Do you dream of traveling in retirement? Wouldn’t that dream be even better if you were paid to do it?
If you’re a storyteller with a passion for history and a lifelong learner, check out these companies for openings:
Or follow our first tip for the best part-time jobs for retirees and start your own tour business.
Alternatively, you can give tours and educate visitors inside local venues, like museums, historical sites, exhibits, activity centers, and rec centers.
Another option is to be an usher at local performance venues like theatres and concert halls. If you’re a patron of the arts, this may be a great option to be around the performances you love.
#8 Film Extra
If you’re looking for unique retirement jobs that are short-term or project-based, becoming a film extra might be right up your alley. Especially if you’re a movie buff.
Start by researching different casting agencies and then sign with them when you find a good fit.
You can check out several casting agencies in your local area of consider larger ones like:
If you’re wondering about earnings, on average, you can expect to get paid about $170/day as a movie extra. Just be aware that all agencies charge a small fee to include you in their database.
A small fee that may be worthwhile, since you may get to rub elbows with celebrities and up-and-coming stars.
#9 Mystery Shopper
The term mystery shopper may or may not be a mystery to you (pun intended). As a mystery shopper, your job is to shop at various stores or eat at restaurants and provide feedback about their customer service and products.
It might sound like it’s too good to be true, but it didn’t make our list of the best part-time jobs for retirees without good reason.
Not only is it legit, but you can also make $18.31/hour on average. Apply to become one here:
Unlike traditional jobs, becoming a mystery shopper is a simple, flexible way to make a little extra money on the side.
And if you’re a big shopper anyway, it’s a great chance to do some product perusing of your own at the same time.
Retire on Your Own Terms
The best part-time jobs for retirees are the ones that naturally excite you (like these 9 retirement hobbies that can actually make you money).

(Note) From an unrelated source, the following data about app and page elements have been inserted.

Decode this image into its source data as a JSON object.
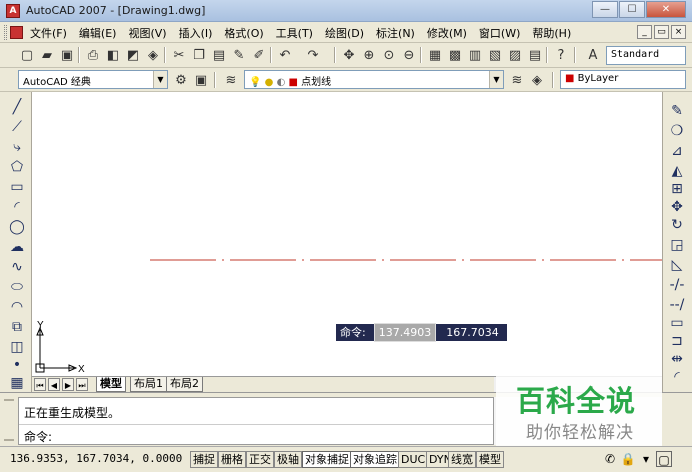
{
  "window": {
    "title": "AutoCAD 2007 - [Drawing1.dwg]"
  },
  "menubar": {
    "items": [
      "文件(F)",
      "编辑(E)",
      "视图(V)",
      "插入(I)",
      "格式(O)",
      "工具(T)",
      "绘图(D)",
      "标注(N)",
      "修改(M)",
      "窗口(W)",
      "帮助(H)"
    ]
  },
  "toolbar1": {
    "text_style": "Standard"
  },
  "toolbar2": {
    "workspace": "AutoCAD 经典",
    "layer": "点划线",
    "color": "ByLayer"
  },
  "canvas": {
    "ucs": {
      "x": "X",
      "y": "Y"
    },
    "dynamic_input": {
      "label": "命令:",
      "value1": "137.4903",
      "value2": "167.7034"
    },
    "centerline_color": "#c0392b"
  },
  "tabs": {
    "model": "模型",
    "layout1": "布局1",
    "layout2": "布局2"
  },
  "command": {
    "history": "正在重生成模型。",
    "prompt": "命令:"
  },
  "status": {
    "coords": "136.9353,  167.7034, 0.0000",
    "buttons": [
      "捕捉",
      "栅格",
      "正交",
      "极轴",
      "对象捕捉",
      "对象追踪",
      "DUCS",
      "DYN",
      "线宽",
      "模型"
    ]
  },
  "watermark": {
    "title": "百科全说",
    "subtitle": "助你轻松解决"
  }
}
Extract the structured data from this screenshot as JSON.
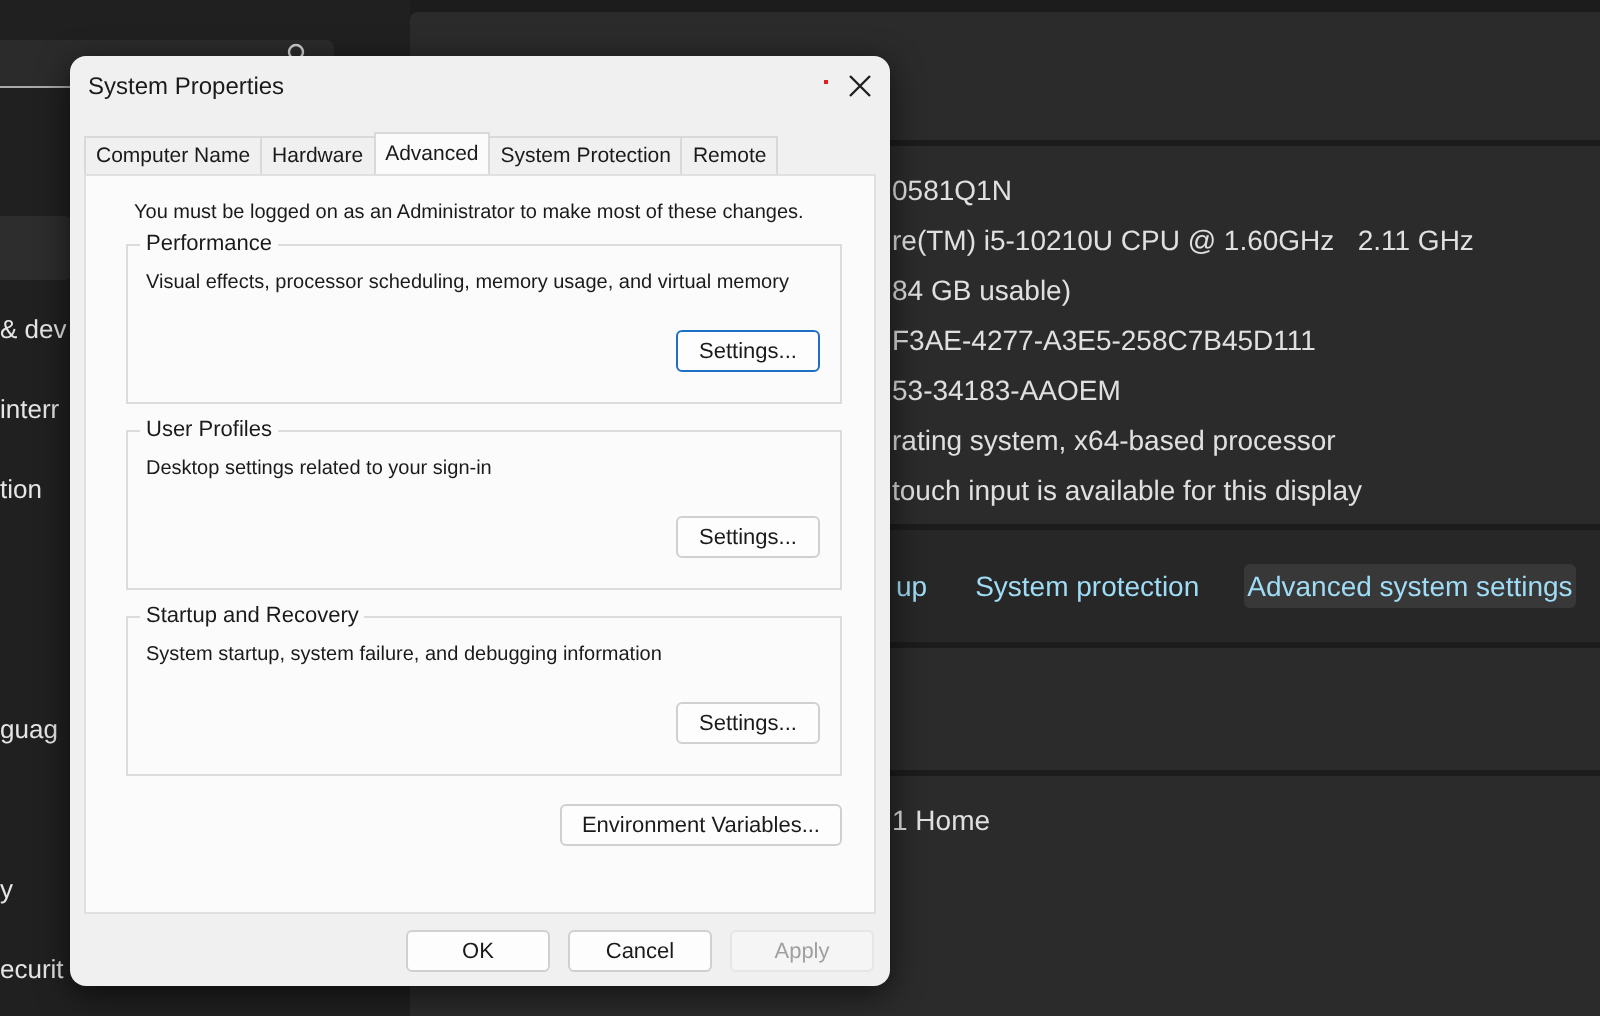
{
  "sidebar": {
    "items": [
      {
        "label": "& dev"
      },
      {
        "label": "interr"
      },
      {
        "label": "tion"
      },
      {
        "label": "guag"
      },
      {
        "label": "y"
      },
      {
        "label": "ecurit"
      }
    ]
  },
  "specs": {
    "lines": [
      "0581Q1N",
      "re(TM) i5-10210U CPU @ 1.60GHz   2.11 GHz",
      "84 GB usable)",
      "F3AE-4277-A3E5-258C7B45D111",
      "53-34183-AAOEM",
      "rating system, x64-based processor",
      "touch input is available for this display"
    ]
  },
  "related_links": [
    {
      "label": "up",
      "selected": false
    },
    {
      "label": "System protection",
      "selected": false
    },
    {
      "label": "Advanced system settings",
      "selected": true
    }
  ],
  "windows_spec": {
    "lines": [
      "1 Home"
    ]
  },
  "dialog": {
    "title": "System Properties",
    "tabs": [
      {
        "label": "Computer Name",
        "selected": false
      },
      {
        "label": "Hardware",
        "selected": false
      },
      {
        "label": "Advanced",
        "selected": true
      },
      {
        "label": "System Protection",
        "selected": false
      },
      {
        "label": "Remote",
        "selected": false
      }
    ],
    "notice": "You must be logged on as an Administrator to make most of these changes.",
    "groups": [
      {
        "title": "Performance",
        "description": "Visual effects, processor scheduling, memory usage, and virtual memory",
        "button": {
          "label": "Settings...",
          "focused": true
        }
      },
      {
        "title": "User Profiles",
        "description": "Desktop settings related to your sign-in",
        "button": {
          "label": "Settings...",
          "focused": false
        }
      },
      {
        "title": "Startup and Recovery",
        "description": "System startup, system failure, and debugging information",
        "button": {
          "label": "Settings...",
          "focused": false
        }
      }
    ],
    "env_button": {
      "label": "Environment Variables...",
      "focused": false
    },
    "buttons": [
      {
        "label": "OK",
        "disabled": false
      },
      {
        "label": "Cancel",
        "disabled": false
      },
      {
        "label": "Apply",
        "disabled": true
      }
    ]
  }
}
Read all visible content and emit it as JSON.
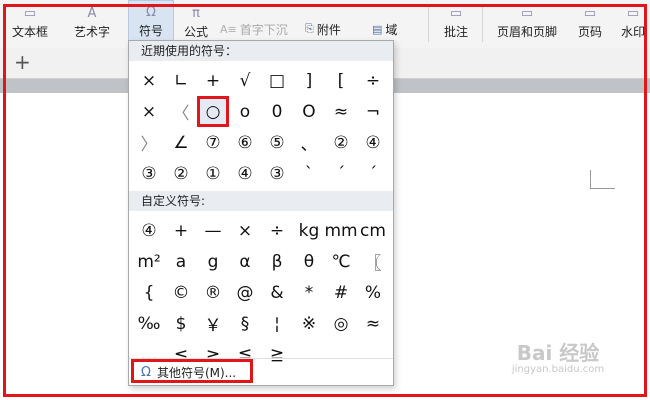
{
  "ribbon": {
    "textbox": "文本框",
    "wordart": "艺术字",
    "symbol": "符号",
    "formula": "公式",
    "dropcap": "首字下沉",
    "attachment": "附件",
    "field": "域",
    "comment": "批注",
    "header_footer": "页眉和页脚",
    "page_number": "页码",
    "watermark": "水印"
  },
  "dropdown": {
    "recent_title": "近期使用的符号：",
    "recent": [
      "×",
      "∟",
      "+",
      "√",
      "□",
      "]",
      "[",
      "÷",
      "×",
      "〈",
      "○",
      "o",
      "0",
      "O",
      "≈",
      "¬",
      "〉",
      "∠",
      "⑦",
      "⑥",
      "⑤",
      "、",
      "②",
      "④",
      "③",
      "②",
      "①",
      "④",
      "③",
      "ˋ",
      "ˊ",
      "ˊ"
    ],
    "custom_title": "自定义符号:",
    "custom": [
      "④",
      "+",
      "—",
      "×",
      "÷",
      "kg",
      "mm",
      "cm",
      "m²",
      "a",
      "g",
      "α",
      "β",
      "θ",
      "℃",
      "〖",
      "{",
      "©",
      "®",
      "@",
      "&",
      "*",
      "#",
      "%",
      "‰",
      "$",
      "￥",
      "§",
      "¦",
      "※",
      "◎",
      "≈",
      "…",
      "≤",
      "≥",
      "≦",
      "≧"
    ],
    "more_label": "其他符号(M)..."
  },
  "watermark": {
    "top": "Bai 经验",
    "bottom": "jingyan.baidu.com"
  },
  "colors": {
    "annotation_red": "#e0161b",
    "section_bg": "#e9ecf1"
  }
}
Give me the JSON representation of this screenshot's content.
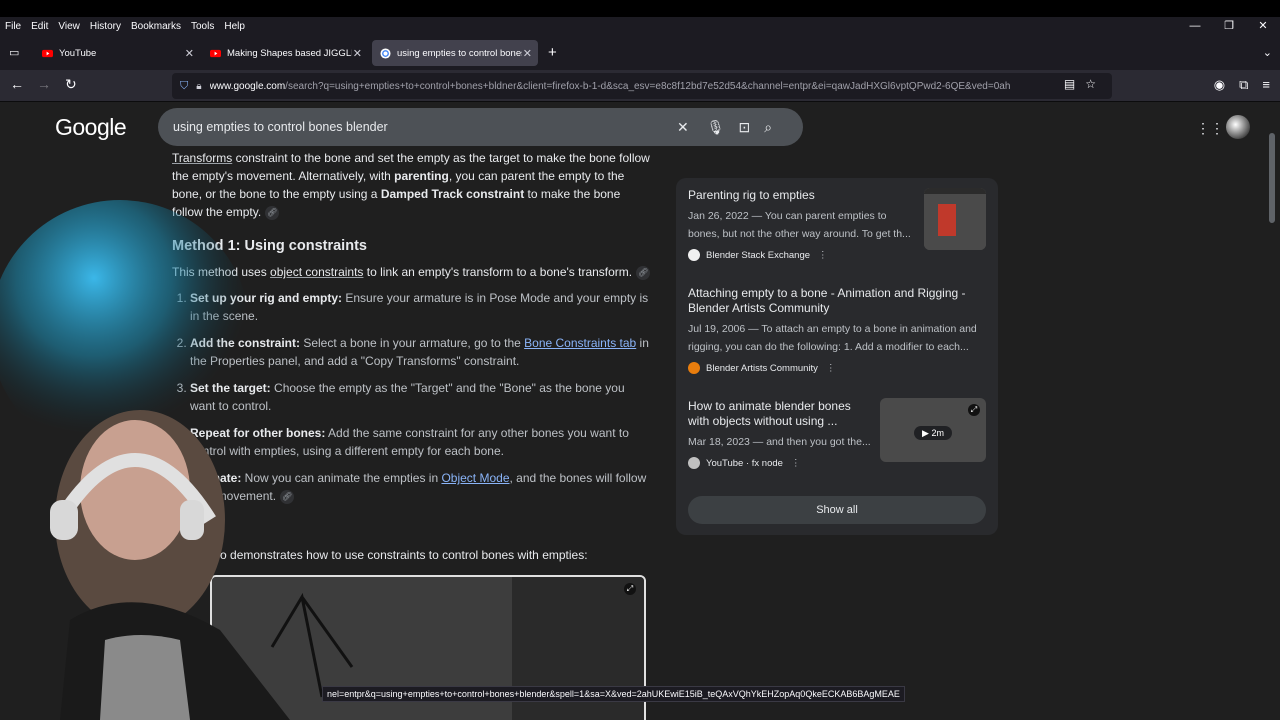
{
  "menu": [
    "File",
    "Edit",
    "View",
    "History",
    "Bookmarks",
    "Tools",
    "Help"
  ],
  "tabs": [
    {
      "label": "YouTube",
      "icon": "youtube-icon"
    },
    {
      "label": "Making Shapes based JIGGLE C",
      "icon": "youtube-icon"
    },
    {
      "label": "using empties to control bones",
      "icon": "google-icon"
    }
  ],
  "url": {
    "domain": "www.google.com",
    "rest": "/search?q=using+empties+to+control+bones+bldner&client=firefox-b-1-d&sca_esv=e8c8f12bd7e52d54&channel=entpr&ei=qawJadHXGl6vptQPwd2-6QE&ved=0ah"
  },
  "google": {
    "logo": "Google",
    "query": "using empties to control bones blender"
  },
  "article": {
    "intro_transforms": "Transforms",
    "intro_1": " constraint to the bone and set the empty as the target to make the bone follow the empty's movement. Alternatively, with ",
    "intro_parenting": "parenting",
    "intro_2": ", you can parent the empty to the bone, or the bone to the empty using a ",
    "intro_damped": "Damped Track constraint",
    "intro_3": " to make the bone follow the empty.",
    "method_heading": "Method 1: Using constraints",
    "method_1": "This method uses ",
    "method_link": "object constraints",
    "method_2": " to link an empty's transform to a bone's transform.",
    "steps": [
      {
        "bold": "Set up your rig and empty:",
        "text": " Ensure your armature is in Pose Mode and your empty is in the scene."
      },
      {
        "bold": "Add the constraint:",
        "text_a": " Select a bone in your armature, go to the ",
        "link": "Bone Constraints tab",
        "text_b": " in the Properties panel, and add a \"Copy Transforms\" constraint."
      },
      {
        "bold": "Set the target:",
        "text": " Choose the empty as the \"Target\" and the \"Bone\" as the bone you want to control."
      },
      {
        "bold": "Repeat for other bones:",
        "text": " Add the same constraint for any other bones you want to control with empties, using a different empty for each bone."
      },
      {
        "bold": "Animate:",
        "text_a": " Now you can animate the empties in ",
        "link": "Object Mode",
        "text_b": ", and the bones will follow their movement."
      }
    ],
    "video_line": "This video demonstrates how to use constraints to control bones with empties:"
  },
  "sidebar": {
    "cards": [
      {
        "title": "Parenting rig to empties",
        "desc": "Jan 26, 2022 — You can parent empties to bones, but not the other way around. To get th...",
        "source": "Blender Stack Exchange"
      },
      {
        "title": "Attaching empty to a bone - Animation and Rigging - Blender Artists Community",
        "desc": "Jul 19, 2006 — To attach an empty to a bone in animation and rigging, you can do the following: 1. Add a modifier to each...",
        "source": "Blender Artists Community"
      },
      {
        "title": "How to animate blender bones with objects without using ...",
        "desc": "Mar 18, 2023 — and then you got the...",
        "source": "YouTube · fx node",
        "duration": "2m"
      }
    ],
    "show_all": "Show all"
  },
  "status_url": "nel=entpr&q=using+empties+to+control+bones+blender&spell=1&sa=X&ved=2ahUKEwiE15iB_teQAxVQhYkEHZopAq0QkeECKAB6BAgMEAE",
  "colors": {
    "link": "#8ab4f8",
    "page_bg": "#1f1f1f",
    "card_bg": "#292a2d"
  }
}
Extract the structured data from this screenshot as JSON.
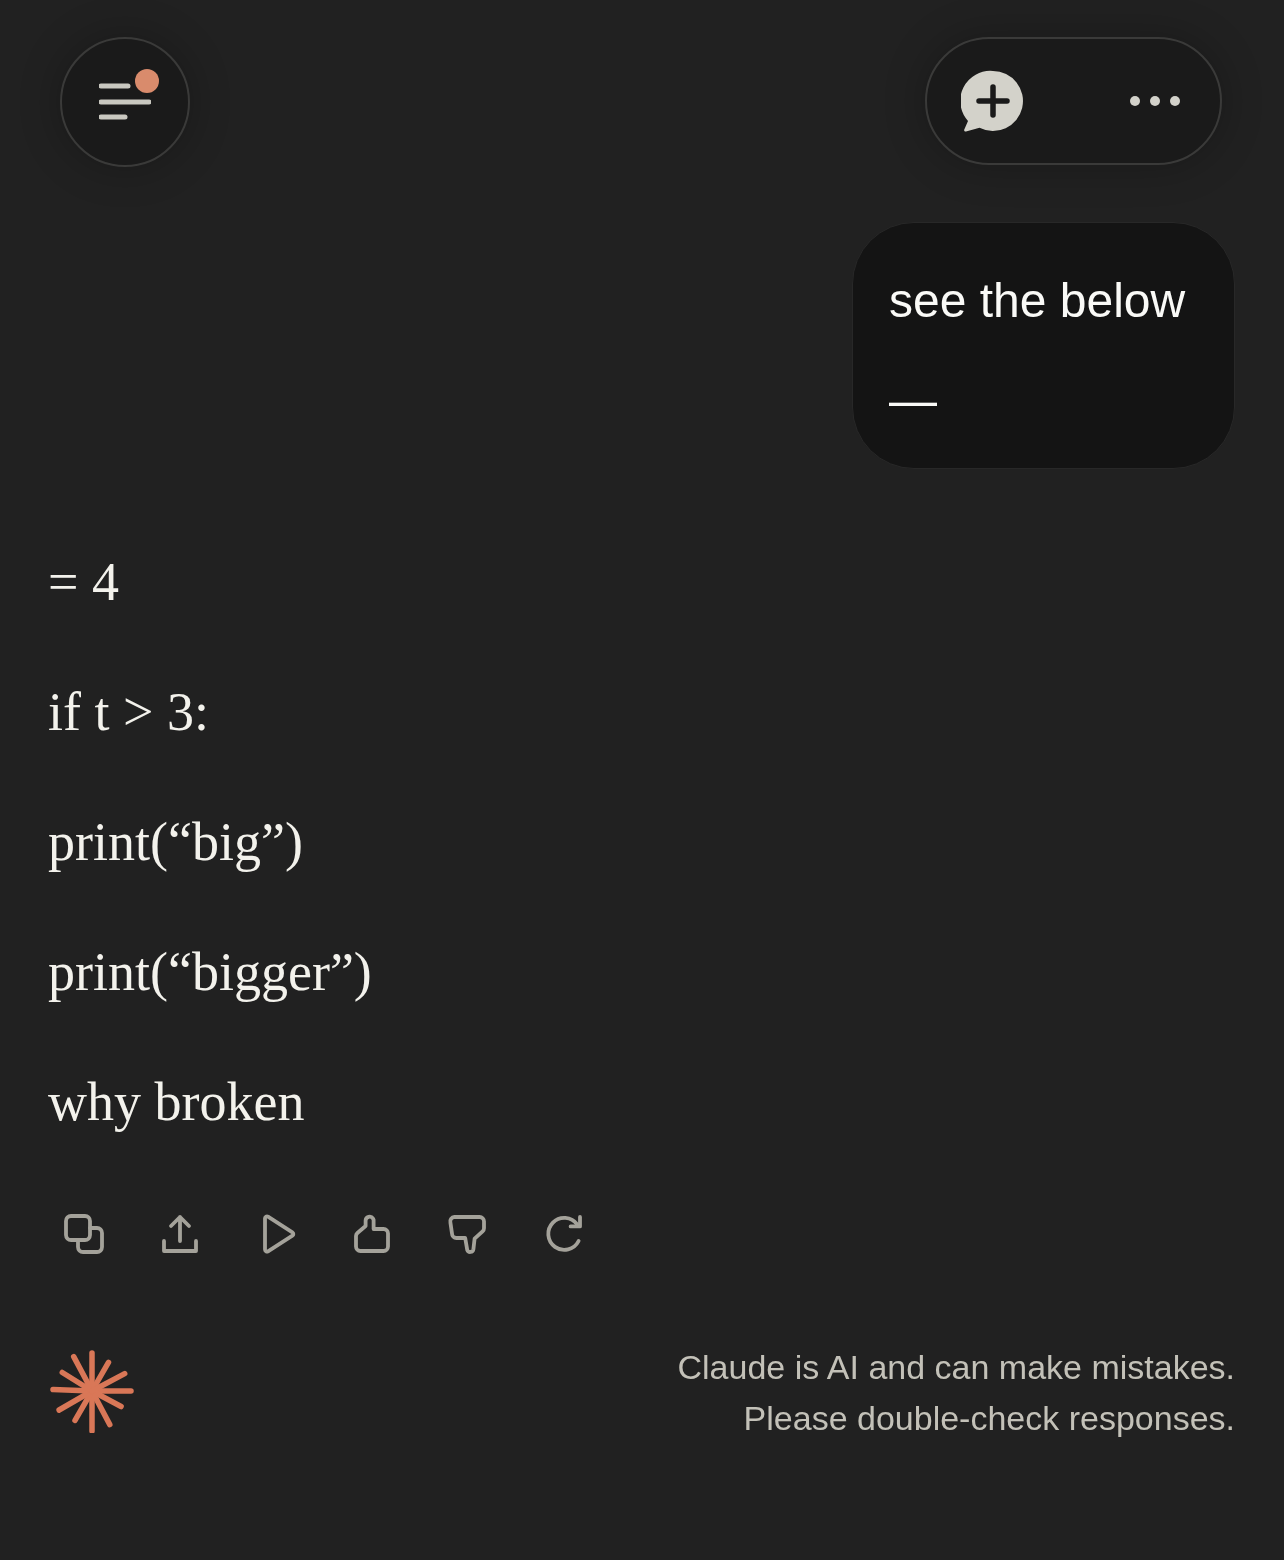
{
  "header": {
    "menu_button": {
      "unread": true
    }
  },
  "user_message": {
    "lines": [
      "see the below",
      "—"
    ]
  },
  "response": {
    "paragraphs": [
      "= 4",
      "if t > 3:",
      "print(“big”)",
      "print(“bigger”)",
      "why broken"
    ]
  },
  "footer": {
    "disclaimer_lines": [
      "Claude is AI and can make mistakes.",
      "Please double-check responses."
    ]
  }
}
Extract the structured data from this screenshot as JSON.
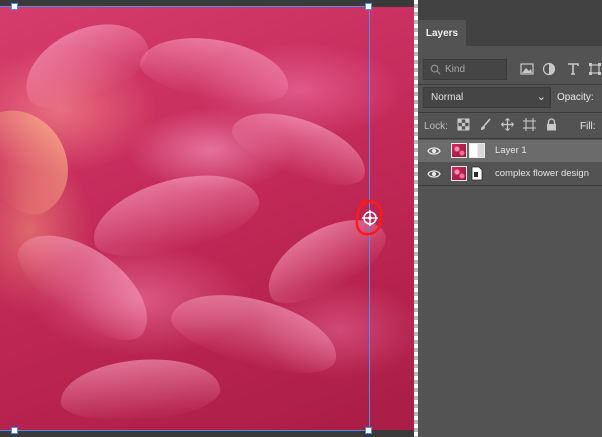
{
  "panel": {
    "active_tab": "Layers",
    "filter_placeholder": "Kind",
    "filter_icons": [
      "image-filter-icon",
      "adjustment-filter-icon",
      "type-filter-icon",
      "shape-filter-icon"
    ],
    "blend_mode": "Normal",
    "opacity_label": "Opacity:",
    "lock_label": "Lock:",
    "lock_icons": [
      "lock-transparent-pixels-icon",
      "lock-image-pixels-icon",
      "lock-position-icon",
      "lock-artboard-icon",
      "lock-all-icon"
    ],
    "fill_label": "Fill:",
    "layers": [
      {
        "name": "Layer 1",
        "selected": true,
        "visible": true
      },
      {
        "name": "complex flower design",
        "selected": false,
        "visible": true
      }
    ]
  },
  "colors": {
    "panel_bg": "#535353",
    "tabbar_bg": "#424242",
    "selected_row": "#6b6b6b",
    "selection_line": "#4b8ef0",
    "annotation_red": "#ff1a1a"
  }
}
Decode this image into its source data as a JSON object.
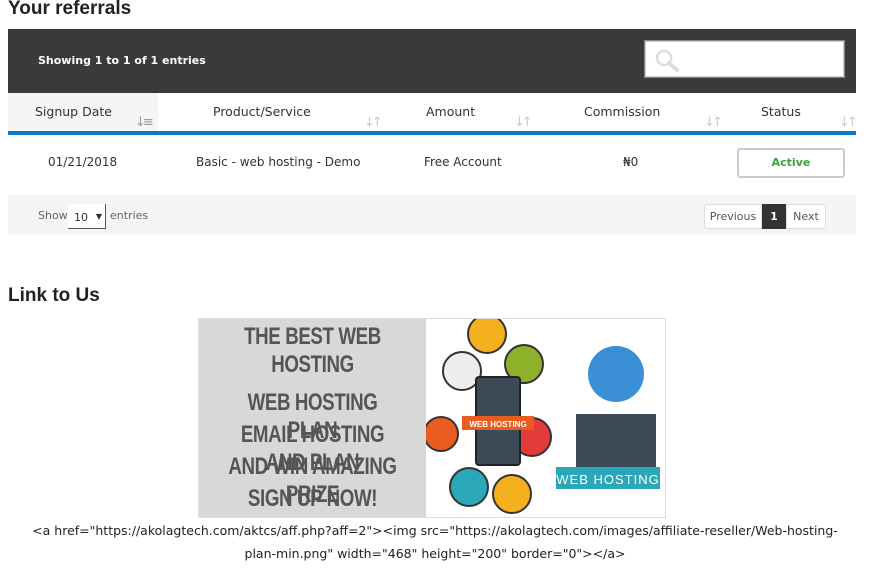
{
  "referrals": {
    "title": "Your referrals",
    "showing": "Showing 1 to 1 of 1 entries",
    "search_placeholder": "",
    "columns": [
      "Signup Date",
      "Product/Service",
      "Amount",
      "Commission",
      "Status"
    ],
    "rows": [
      {
        "date": "01/21/2018",
        "product": "Basic - web hosting - Demo",
        "amount": "Free Account",
        "commission": "₦0",
        "status": "Active"
      }
    ],
    "show_label": "Show",
    "page_size": "10",
    "entries_label": "entries",
    "pagination": {
      "previous": "Previous",
      "current": "1",
      "next": "Next"
    },
    "colors": {
      "header_bg": "#3a3a3a",
      "accent": "#0a7ac6",
      "active": "#3aa43a"
    }
  },
  "link": {
    "title": "Link to Us",
    "banner": {
      "line1": "THE BEST WEB HOSTING",
      "line2": "WEB HOSTING PLAN",
      "line3": "EMAIL HOSTING AND PLAN",
      "line4": "AND WIN AMAZING PRIZE",
      "line5": "SIGN UP NOW!",
      "ribbon1": "WEB HOSTING",
      "ribbon2": "WEB HOSTING"
    },
    "code": "<a href=\"https://akolagtech.com/aktcs/aff.php?aff=2\"><img src=\"https://akolagtech.com/images/affiliate-reseller/Web-hosting-plan-min.png\" width=\"468\" height=\"200\" border=\"0\"></a>"
  }
}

Your career doesn’t have to be over when it’s time to retire. Yet it’s a great time to leave the stress, extra responsibility, and rigid schedule behind.
There are many ways to make money and stay engaged outside of a traditional 9-5 role.
Whether you want a job that can be done from home or one where you get out into the world, we hope our list of retirement job ideas inspire you to live an amazing (not so) retired life.
Which part-time jobs are most exciting to you and what new ideas did you come up with that aren’t on our list?